As we constantly (and probably tiresomely for readers) note, the immense provider consolidation in the United States has not been good for costs or quality. Belately, many policymakers are noting that this is a problem. So how is it being addressed? A report from an organization called the Center for Health Insurance Reform describes efforts in six states to respond to provider consolidation and market power. (CHIR Report) The markets are Detroit, Syracuse, Northern Virginia, Indianapolis, Asheville and Colorado Springs. The report is not quantitative–it doesn’t give market share data or specific impact on before and after pricing; but we have lots of other reports to amply demonstrate the adverse effects. The authors interviewed a number of affected market participants and attempted to ascertain what payers and employers could do or have done to address the effect of provider consolidation. Among these markets, only one, Indianapolis, was not judged highly concentrated and it was moderately concentrated. In all these markets, hospital systems have become dominant and have become health systems by virtue of vertical consolidation. They then use excessive profits to engage in marketing and brand-building which persuades consumers that they must use the system. And they get contractual terms with payers that limit the ability of the few independent providers to grow or be a meaningful alternative. In addition, in four of these markets there is a single dominant insurer, a Blues plan. While you might think that having offsetting dominant players on both sides of a transaction would result in lower or at least moderated prices, that is not the case. Instead both sides decide to screw the real payers, employers and consumers, by allowing high prices to providers and charging employers and individuals higher premiums. The report gives multiple examples of health plans inability or unwillingness to address high provider prices and the limitations of the tools available to employers, much less individuals.

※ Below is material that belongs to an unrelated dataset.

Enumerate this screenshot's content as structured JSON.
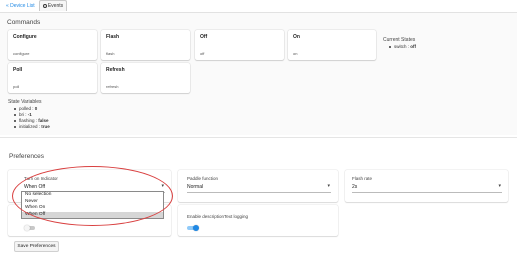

Let us keep the big picture in mind. Higher health spending and health spending growth in the United States is due to higher prices, not excessive utilization, not the much ballyhooed supposed waste or low-value care. It is prices, pure and simple. Two primary sources of this high and growing price trend are a complete failure to use the patent system to rein in excessive prices for proprietary drugs and a complete failure to in any systematic or comprehensive manner ensure that the provider system remains competitive. Our pricing and health spending problem won’t change unless and until we address those two issues. But our stupid political system, which allows those with the most financial resources to dominate elections and policymaking, is a serious hindrance to action. It will be hard to get meaningful action on these or other issues until we fix campaign financing and lobbying. And while I am a firm and staunch believer in real free-market economics, the providers and drug companies and health plans, who have completely failed to exercise any restraint on their greed, will get exactly what they deserve if they either get regulated out of existence or face extensive price controls. But patients and consumers will suffer. A much better approach would be to forcibly break up all these health systems, especially vertically. Health plans should also be forced to reduce their market shares. And drug company patents should be specifically conditioned on limited profitability in initial pricing and no price increases beyond actual cost of production rises.